* Directions: Which lines of the data include the string "title"? List them all.

* Stored data entries:
■ ■ ■ ■ ■

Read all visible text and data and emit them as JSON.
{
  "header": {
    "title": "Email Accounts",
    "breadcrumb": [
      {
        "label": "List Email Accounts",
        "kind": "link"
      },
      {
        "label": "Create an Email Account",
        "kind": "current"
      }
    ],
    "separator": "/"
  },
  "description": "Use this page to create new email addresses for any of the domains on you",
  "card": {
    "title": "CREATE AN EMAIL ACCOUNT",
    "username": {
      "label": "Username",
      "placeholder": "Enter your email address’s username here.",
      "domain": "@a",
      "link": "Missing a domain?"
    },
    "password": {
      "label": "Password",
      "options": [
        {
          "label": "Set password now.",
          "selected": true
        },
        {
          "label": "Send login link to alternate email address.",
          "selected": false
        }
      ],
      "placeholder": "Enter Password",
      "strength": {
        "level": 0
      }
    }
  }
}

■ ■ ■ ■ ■

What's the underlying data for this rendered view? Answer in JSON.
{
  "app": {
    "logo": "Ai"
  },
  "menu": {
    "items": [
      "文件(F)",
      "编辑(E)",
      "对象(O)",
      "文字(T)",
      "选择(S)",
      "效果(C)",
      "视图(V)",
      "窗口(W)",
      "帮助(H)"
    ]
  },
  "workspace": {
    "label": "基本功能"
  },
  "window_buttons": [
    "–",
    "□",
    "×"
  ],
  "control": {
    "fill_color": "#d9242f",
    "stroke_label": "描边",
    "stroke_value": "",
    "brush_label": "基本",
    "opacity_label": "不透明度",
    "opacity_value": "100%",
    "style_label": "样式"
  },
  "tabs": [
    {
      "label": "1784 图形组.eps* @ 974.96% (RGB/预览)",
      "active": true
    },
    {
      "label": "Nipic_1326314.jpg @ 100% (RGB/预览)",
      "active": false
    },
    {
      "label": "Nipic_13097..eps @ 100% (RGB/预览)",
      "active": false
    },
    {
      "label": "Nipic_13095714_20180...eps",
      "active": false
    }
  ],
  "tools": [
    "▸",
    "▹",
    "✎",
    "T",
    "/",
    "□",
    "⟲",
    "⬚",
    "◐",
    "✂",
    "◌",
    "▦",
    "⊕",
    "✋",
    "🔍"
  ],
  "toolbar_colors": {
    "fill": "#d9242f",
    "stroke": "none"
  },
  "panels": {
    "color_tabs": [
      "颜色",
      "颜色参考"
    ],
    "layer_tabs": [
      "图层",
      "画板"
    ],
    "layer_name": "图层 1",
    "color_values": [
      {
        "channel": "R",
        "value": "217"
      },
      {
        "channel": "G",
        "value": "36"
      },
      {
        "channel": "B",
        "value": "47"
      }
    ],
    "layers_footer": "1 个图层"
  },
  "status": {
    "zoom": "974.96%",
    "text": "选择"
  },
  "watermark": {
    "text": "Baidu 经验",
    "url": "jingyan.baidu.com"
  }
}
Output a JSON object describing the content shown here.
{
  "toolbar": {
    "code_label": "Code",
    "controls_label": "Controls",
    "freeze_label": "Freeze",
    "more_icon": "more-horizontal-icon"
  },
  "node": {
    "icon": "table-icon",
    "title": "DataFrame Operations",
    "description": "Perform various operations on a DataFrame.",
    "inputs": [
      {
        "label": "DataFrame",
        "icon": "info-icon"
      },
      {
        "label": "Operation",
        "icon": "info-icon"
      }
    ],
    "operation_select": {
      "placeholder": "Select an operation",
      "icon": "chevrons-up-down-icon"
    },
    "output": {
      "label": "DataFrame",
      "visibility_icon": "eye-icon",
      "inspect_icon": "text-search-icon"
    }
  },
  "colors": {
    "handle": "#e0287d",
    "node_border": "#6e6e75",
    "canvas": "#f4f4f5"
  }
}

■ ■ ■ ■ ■

* Problem solution:
    "title": "Email Accounts",
    "title": "CREATE AN EMAIL ACCOUNT",
    "title": "DataFrame Operations",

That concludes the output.